TRY IT =
Restate all of the entries verbatim.

Data about app and page elements:
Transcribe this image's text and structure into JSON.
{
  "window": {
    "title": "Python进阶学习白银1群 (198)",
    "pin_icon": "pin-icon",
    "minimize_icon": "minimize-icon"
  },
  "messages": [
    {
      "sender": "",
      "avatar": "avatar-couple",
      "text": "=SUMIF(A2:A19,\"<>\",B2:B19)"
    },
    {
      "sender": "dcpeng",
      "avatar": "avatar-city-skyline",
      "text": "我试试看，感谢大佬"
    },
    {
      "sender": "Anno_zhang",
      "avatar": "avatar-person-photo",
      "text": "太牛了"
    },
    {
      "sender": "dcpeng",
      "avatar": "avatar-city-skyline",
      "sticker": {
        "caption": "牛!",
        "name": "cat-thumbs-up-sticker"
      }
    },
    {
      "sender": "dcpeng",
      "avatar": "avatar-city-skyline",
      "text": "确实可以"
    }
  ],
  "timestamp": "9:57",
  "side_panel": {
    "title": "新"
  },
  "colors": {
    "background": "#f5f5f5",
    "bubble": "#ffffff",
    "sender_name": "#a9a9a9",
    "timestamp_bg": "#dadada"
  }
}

SOLUTION BELOW =
Transcribe this image's text and structure into JSON.
{
  "window": {
    "title": "Python进阶学习白银1群 (198)",
    "pin_icon": "pin-icon",
    "minimize_icon": "minimize-icon"
  },
  "messages": [
    {
      "sender": "",
      "avatar": "avatar-couple",
      "text": "=SUMIF(A2:A19,\"<>\",B2:B19)"
    },
    {
      "sender": "dcpeng",
      "avatar": "avatar-city-skyline",
      "text": "我试试看，感谢大佬"
    },
    {
      "sender": "Anno_zhang",
      "avatar": "avatar-person-photo",
      "text": "太牛了"
    },
    {
      "sender": "dcpeng",
      "avatar": "avatar-city-skyline",
      "sticker": {
        "caption": "牛!",
        "name": "cat-thumbs-up-sticker"
      }
    },
    {
      "sender": "dcpeng",
      "avatar": "avatar-city-skyline",
      "text": "确实可以"
    }
  ],
  "timestamp": "9:57",
  "side_panel": {
    "title": "新"
  },
  "colors": {
    "background": "#f5f5f5",
    "bubble": "#ffffff",
    "sender_name": "#a9a9a9",
    "timestamp_bg": "#dadada"
  }
}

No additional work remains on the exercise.